It has been shown that the development of grain-boundary and transgranular crack populations in transverse isotropic columnar-grain ice by a uniaxial compressive stress is a random process. The lognormal distribution function was found to be a good descriptor of the strain dependence of the crack density and of the crack length. It is shown, in the present paper, that the populations are induced in the first 10?2 strain and within the time range for the anelastic strain. These time and strain limits, and the strain-rate, stress, temperature, and grain-size dependence of the characteristics of the crack populations, indicate a two-stage process involving the development of precursors and the formation of cracks.
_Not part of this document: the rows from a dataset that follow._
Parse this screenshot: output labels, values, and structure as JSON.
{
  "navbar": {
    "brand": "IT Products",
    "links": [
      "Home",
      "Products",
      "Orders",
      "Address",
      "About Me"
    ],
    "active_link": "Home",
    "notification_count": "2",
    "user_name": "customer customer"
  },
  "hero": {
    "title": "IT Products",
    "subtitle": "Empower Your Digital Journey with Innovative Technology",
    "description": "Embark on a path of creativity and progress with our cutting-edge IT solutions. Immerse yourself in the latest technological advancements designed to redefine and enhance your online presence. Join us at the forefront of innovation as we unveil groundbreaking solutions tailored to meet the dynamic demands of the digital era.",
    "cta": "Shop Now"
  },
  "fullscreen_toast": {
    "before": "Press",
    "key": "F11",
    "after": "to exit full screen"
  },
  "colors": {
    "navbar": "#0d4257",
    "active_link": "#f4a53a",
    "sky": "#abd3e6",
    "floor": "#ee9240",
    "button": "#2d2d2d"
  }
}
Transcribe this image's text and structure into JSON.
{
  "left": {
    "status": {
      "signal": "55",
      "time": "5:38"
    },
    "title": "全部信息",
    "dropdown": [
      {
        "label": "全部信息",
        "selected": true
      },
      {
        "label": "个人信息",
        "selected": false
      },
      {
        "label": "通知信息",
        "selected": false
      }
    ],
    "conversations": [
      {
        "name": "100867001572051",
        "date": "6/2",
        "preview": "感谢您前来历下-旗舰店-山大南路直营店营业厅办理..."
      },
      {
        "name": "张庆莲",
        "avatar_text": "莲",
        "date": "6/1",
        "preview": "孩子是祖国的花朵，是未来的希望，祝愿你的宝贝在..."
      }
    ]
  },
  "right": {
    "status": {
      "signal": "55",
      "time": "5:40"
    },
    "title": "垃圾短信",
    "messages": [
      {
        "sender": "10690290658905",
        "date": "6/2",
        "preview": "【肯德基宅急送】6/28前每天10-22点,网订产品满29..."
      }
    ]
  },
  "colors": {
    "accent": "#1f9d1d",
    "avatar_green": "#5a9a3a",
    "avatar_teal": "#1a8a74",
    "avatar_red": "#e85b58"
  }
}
The increasing probability for the formation of grain-boundary cracks with increasing strain rate is consistent with a time-dependent growth of voids and an increase in the associated stress intensity factors. The increasing probability for the formation of transgranular cracks with decreasing stain rate is consistent with an increasing density of dislocations and grain distortion due to shear.
Canadian Journal of Physics81, no. 1-2 (2003): 311–318.